It was back to the airfield for more flying lessons on Friday with Rob again. We revised the previous lesson and the theory behind it and then went on to the theory of the next lesson…turns. We got me in to the aircraft once more and this time Rob talked me through the checks before we would taxi to our final check area. I had control as we taxied to our check area and again when I taxied us to the runway. With clearance given by the tower Rob gave full power and he got us off of the ground. Almost the very second that we got off of the ground he handed control to me and I flew the aircraft to the area of airspace that I would be using for the lesson. I had to carry out turns of no more than 30 degree bank and stay at the altitude and airspeed that I was at before the turn. From here I had to learn to carry out a turn whilst in the full power climb and also in the glide descent. Having carried out several of the turns at the different types Rob would then tell me to turn to the right or left and then to climb, level off or descend. With the direction changes again being told it was a really good exercise. The wind and rising air that caused some buffeting also gave me good experience as to how much work it can sometimes be to stop the angle of bank getting too much as you fight the forces. With the exercise and lesson complete we headed back to the airfield with me lining us up and flying the approach and descent until Rob took over control and touched us down before handing back to me to taxi us back to the hangar.

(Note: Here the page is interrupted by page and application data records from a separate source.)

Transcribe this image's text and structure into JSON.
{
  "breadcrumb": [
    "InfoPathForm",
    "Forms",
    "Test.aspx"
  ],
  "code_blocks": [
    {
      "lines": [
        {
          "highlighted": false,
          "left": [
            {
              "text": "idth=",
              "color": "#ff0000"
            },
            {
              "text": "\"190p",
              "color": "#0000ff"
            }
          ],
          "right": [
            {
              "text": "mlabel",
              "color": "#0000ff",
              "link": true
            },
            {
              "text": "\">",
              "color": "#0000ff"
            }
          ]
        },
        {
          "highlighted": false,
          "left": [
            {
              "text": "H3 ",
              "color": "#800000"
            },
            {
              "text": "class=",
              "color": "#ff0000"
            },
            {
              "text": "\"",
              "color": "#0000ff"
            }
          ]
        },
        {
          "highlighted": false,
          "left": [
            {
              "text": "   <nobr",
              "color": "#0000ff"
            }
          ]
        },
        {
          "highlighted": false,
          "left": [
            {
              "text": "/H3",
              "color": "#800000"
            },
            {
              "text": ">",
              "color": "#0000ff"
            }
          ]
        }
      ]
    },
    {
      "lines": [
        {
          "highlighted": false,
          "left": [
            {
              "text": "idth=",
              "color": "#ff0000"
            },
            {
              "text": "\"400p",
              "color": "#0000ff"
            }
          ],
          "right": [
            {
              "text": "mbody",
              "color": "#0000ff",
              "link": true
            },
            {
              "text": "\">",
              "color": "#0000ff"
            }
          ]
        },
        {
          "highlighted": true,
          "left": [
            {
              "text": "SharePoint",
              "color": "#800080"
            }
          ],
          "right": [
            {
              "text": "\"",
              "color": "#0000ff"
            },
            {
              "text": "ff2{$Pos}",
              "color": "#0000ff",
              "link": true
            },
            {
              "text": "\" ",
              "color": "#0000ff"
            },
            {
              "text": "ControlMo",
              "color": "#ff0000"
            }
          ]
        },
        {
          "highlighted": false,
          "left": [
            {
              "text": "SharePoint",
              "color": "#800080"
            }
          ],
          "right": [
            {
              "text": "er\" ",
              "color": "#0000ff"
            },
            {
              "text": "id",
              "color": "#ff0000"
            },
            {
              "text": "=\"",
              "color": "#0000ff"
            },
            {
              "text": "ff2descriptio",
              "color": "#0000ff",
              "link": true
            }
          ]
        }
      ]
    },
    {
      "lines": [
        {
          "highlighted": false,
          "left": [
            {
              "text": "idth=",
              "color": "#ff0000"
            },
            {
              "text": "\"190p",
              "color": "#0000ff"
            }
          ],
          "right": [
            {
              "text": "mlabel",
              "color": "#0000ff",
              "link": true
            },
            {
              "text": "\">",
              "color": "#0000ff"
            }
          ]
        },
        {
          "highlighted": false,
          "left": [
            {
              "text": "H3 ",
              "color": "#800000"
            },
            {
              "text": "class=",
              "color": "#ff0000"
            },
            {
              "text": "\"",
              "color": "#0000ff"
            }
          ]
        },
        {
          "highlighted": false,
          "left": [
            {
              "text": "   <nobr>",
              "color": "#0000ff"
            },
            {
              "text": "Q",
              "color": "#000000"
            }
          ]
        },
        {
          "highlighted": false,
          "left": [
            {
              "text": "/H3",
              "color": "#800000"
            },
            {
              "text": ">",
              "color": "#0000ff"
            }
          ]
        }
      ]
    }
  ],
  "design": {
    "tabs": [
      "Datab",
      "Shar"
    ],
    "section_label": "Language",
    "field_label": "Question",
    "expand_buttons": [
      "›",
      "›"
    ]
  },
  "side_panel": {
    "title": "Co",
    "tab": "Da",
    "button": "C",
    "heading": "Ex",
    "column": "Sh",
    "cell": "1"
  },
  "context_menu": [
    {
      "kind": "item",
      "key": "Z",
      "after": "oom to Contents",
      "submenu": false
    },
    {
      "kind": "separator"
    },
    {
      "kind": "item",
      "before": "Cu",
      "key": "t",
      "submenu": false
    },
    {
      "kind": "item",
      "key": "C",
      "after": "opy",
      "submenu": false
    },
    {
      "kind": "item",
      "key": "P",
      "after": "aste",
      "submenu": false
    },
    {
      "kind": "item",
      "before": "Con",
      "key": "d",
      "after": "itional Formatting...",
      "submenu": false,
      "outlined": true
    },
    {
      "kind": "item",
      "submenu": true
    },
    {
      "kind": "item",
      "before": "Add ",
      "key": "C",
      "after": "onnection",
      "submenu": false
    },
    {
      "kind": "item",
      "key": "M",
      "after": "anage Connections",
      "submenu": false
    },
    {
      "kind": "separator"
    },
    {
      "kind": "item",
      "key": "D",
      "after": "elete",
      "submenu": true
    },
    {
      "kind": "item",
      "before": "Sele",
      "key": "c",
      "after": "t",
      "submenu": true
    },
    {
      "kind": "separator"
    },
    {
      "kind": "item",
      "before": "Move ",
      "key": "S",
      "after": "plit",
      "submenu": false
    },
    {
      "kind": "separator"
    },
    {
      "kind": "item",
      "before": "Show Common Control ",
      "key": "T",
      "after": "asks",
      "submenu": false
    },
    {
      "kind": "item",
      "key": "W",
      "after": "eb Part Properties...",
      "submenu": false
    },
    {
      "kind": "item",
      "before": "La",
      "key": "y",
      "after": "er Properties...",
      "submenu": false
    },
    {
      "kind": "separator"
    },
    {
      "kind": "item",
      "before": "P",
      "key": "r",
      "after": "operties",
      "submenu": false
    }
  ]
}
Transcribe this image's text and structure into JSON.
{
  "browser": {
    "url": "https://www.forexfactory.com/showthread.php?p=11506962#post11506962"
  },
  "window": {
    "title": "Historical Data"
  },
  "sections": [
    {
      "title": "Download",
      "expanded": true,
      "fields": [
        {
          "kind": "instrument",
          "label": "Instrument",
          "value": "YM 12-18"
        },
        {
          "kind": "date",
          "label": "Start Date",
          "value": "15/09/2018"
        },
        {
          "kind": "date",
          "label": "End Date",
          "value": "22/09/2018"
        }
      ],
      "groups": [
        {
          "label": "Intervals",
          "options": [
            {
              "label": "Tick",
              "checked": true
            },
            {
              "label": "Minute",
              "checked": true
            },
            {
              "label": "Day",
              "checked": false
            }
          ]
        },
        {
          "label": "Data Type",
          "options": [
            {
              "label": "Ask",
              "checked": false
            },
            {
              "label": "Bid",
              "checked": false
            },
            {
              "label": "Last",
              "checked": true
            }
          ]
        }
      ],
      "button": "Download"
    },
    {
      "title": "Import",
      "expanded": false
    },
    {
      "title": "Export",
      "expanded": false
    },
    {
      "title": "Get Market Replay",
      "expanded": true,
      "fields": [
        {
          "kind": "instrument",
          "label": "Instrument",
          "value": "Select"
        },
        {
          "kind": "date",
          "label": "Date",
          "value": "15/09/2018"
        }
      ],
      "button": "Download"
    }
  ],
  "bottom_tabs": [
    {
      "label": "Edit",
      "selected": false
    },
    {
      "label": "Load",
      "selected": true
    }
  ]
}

So as you can see, a busy week covering many miles and really working my body and mind. The Karting really does let me compete against others. I am aware of my paraplegia as I am unable to stay completely upright like able bodied do but I still have the adrenaline pumping round fuelling the competitive spirit that I have always had. It is great to be able to get out and race, to feel that rush as you tear around the track, something as I said that I really didn’t think I would get to do again so THANK YOU Kartforce, thank you for giving me the opportunity and I hope that I may be fortunate enough to race with you in the future. The Microlighting is a different thing. It is one of only a couple of things that I have done where I genuinely can forget that I am paralysed. Once I am in the aircraft no one would be able to tell that I was paralysed, I don’t have to use my feet or legs, it is all on the hands which is the same for the Karting but in the Microlight I am not having to fall about on the turns. When climbing I am simply resting against the backrest of my seat. Descending I am not leaning forward, partly because of the wind pushing against me. Turning I stay upright partly because that is how the seat keeps me. It is only when I come to getting out of the seat and in to my chair that I am then a paraplegic once more. There is one thing that a lady who I met through the Microlighting said to me after we had been talking about the flying. What she said was so very true;

                 “In the air, we are all the same!

Good afternoon all.

Leave a Reply